> **Work instructions**
Return every line of the records that includes the string "label".

> **Input data**

▶

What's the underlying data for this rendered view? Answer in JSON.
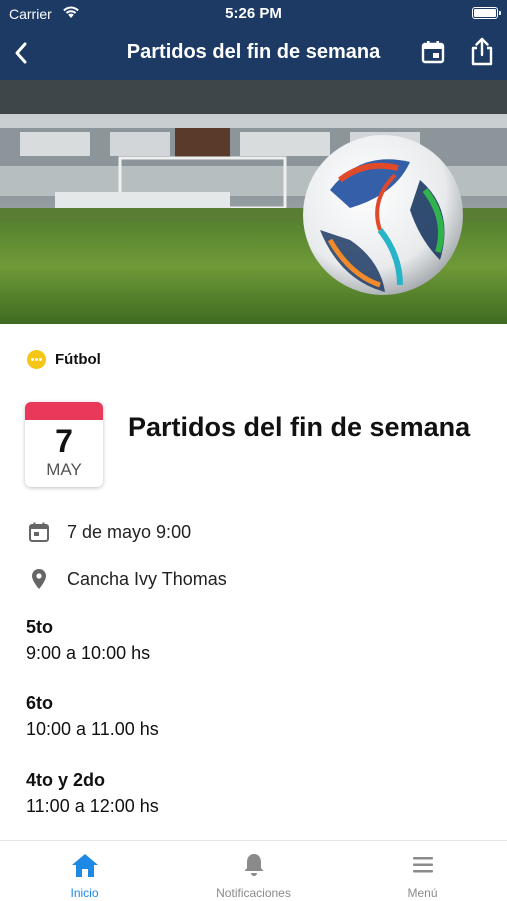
{
  "status_bar": {
    "carrier": "Carrier",
    "time": "5:26 PM"
  },
  "nav": {
    "title": "Partidos del fin de semana"
  },
  "event": {
    "category": "Fútbol",
    "date_day": "7",
    "date_month": "MAY",
    "title": "Partidos del fin de semana",
    "datetime": "7 de mayo 9:00",
    "location": "Cancha Ivy Thomas",
    "schedule": [
      {
        "group": "5to",
        "time": "9:00 a 10:00 hs"
      },
      {
        "group": "6to",
        "time": "10:00 a 11.00 hs"
      },
      {
        "group": "4to y 2do",
        "time": "11:00 a 12:00 hs"
      }
    ]
  },
  "tabs": [
    {
      "label": "Inicio",
      "icon": "home-icon",
      "active": true
    },
    {
      "label": "Notificaciones",
      "icon": "bell-icon",
      "active": false
    },
    {
      "label": "Menú",
      "icon": "menu-icon",
      "active": false
    }
  ],
  "colors": {
    "header": "#1c3a63",
    "accent": "#1e88e5",
    "date_top": "#e8395a",
    "category": "#f5c518"
  }
}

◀

> **Written solution**
      "label": "Inicio",
      "label": "Notificaciones",
      "label": "Menú",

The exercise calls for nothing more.